"That's what you call playing well with others in your market,” Reiss said at the time. "There will be times that [The Capitol] will get a show that I wish I had gotten first, but for the most part, I think they are going to be targeting a different demographic and a different audience."
Follow-up calls and emails seeking comment from Reiss and Shapiro went unanswered as of Thursday afternoon.
Shows that had been scheduled for the Paramount included the Go-Gos on Oct. 10, Bernie Williams on Oct. 20, En Vogue on Nov. 17 and the Dark Star Orchestra on Nov. 20.
Calemmo said his favorite live act to perform at the Paramount, “by far,” is Fab Faux, the critically acclaimed Beatles cover band that has played the venue multiple times in the last few years. He also enjoyed watching films at the theater.

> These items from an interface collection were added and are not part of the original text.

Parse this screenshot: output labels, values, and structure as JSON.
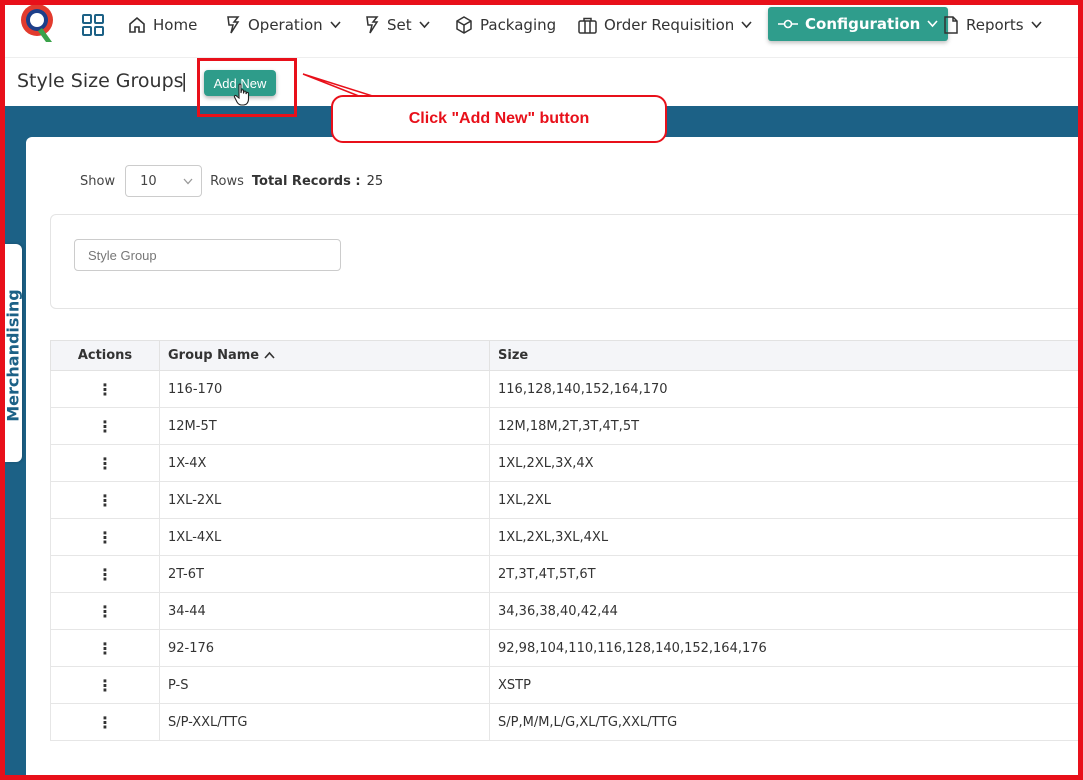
{
  "nav": {
    "home": "Home",
    "operation": "Operation",
    "set": "Set",
    "packaging": "Packaging",
    "order_requisition": "Order Requisition",
    "configuration": "Configuration",
    "reports": "Reports"
  },
  "page": {
    "title": "Style Size Groups",
    "separator": "|",
    "add_new": "Add New"
  },
  "annotation": {
    "callout": "Click \"Add New\" button"
  },
  "side_tab": "Merchandising",
  "list": {
    "show_label": "Show",
    "rows_value": "10",
    "rows_label": "Rows",
    "total_label": "Total Records :",
    "total_value": "25",
    "filter_placeholder": "Style Group"
  },
  "table": {
    "headers": {
      "actions": "Actions",
      "group": "Group Name",
      "size": "Size"
    },
    "rows": [
      {
        "action": "⋮",
        "group": "116-170",
        "size": "116,128,140,152,164,170"
      },
      {
        "action": "⋮",
        "group": "12M-5T",
        "size": "12M,18M,2T,3T,4T,5T"
      },
      {
        "action": "⋮",
        "group": "1X-4X",
        "size": "1XL,2XL,3X,4X"
      },
      {
        "action": "⋮",
        "group": "1XL-2XL",
        "size": "1XL,2XL"
      },
      {
        "action": "⋮",
        "group": "1XL-4XL",
        "size": "1XL,2XL,3XL,4XL"
      },
      {
        "action": "⋮",
        "group": "2T-6T",
        "size": "2T,3T,4T,5T,6T"
      },
      {
        "action": "⋮",
        "group": "34-44",
        "size": "34,36,38,40,42,44"
      },
      {
        "action": "⋮",
        "group": "92-176",
        "size": "92,98,104,110,116,128,140,152,164,176"
      },
      {
        "action": "⋮",
        "group": "P-S",
        "size": "XSTP"
      },
      {
        "action": "⋮",
        "group": "S/P-XXL/TTG",
        "size": "S/P,M/M,L/G,XL/TG,XXL/TTG"
      }
    ]
  },
  "colors": {
    "accent": "#2f9d8c",
    "band": "#1c6186",
    "annotation": "#e8101a"
  }
}
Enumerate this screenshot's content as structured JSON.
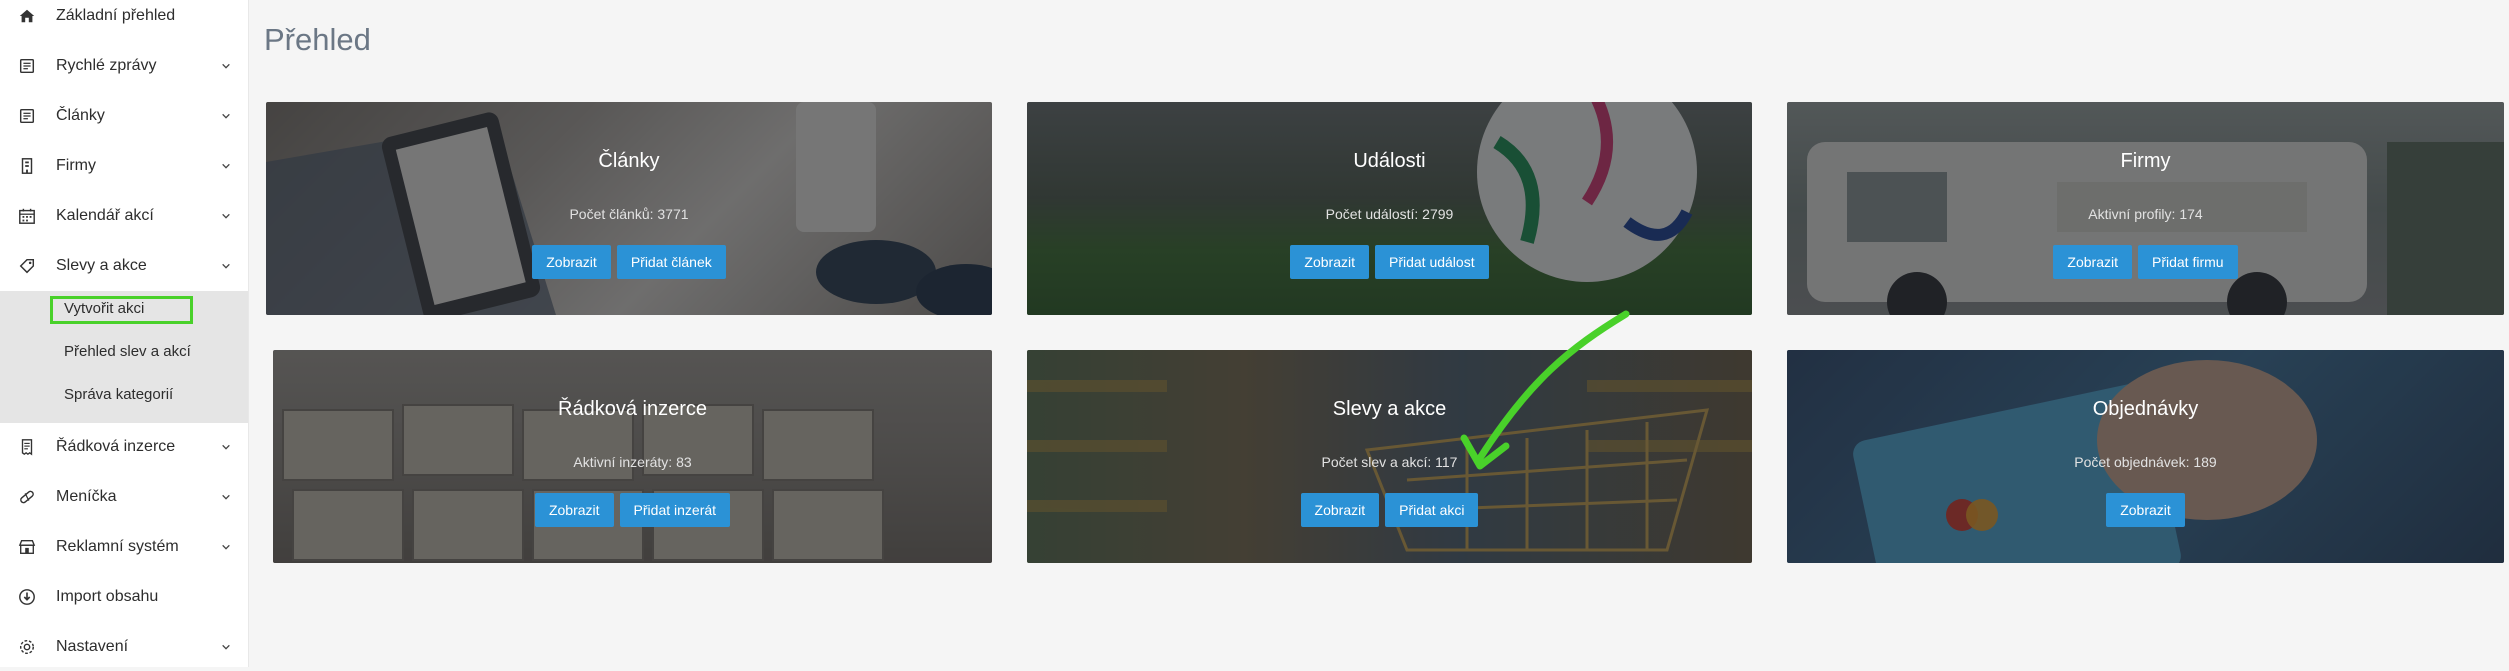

Calemmo said he wasn’t worried about how the Paramount’s suspended operations would impact his business, but expressed concern for others in downtown Peekskill. “I do have plenty of friends that own businesses, that own restaurants and such, and it’s definitely going to impact them,” he said.
Despite the news, he remains hopeful that the theater will return to staging shows and resuming other programs in the near future.
“I think there’s plenty of people out there that have strong concern for the arts and culture,” he said. “And I think somebody’s going to come through [with funding]. I don’t see this thing going to the wayside. I’m sure something’s going to happen, and, hopefully, the sooner the better.”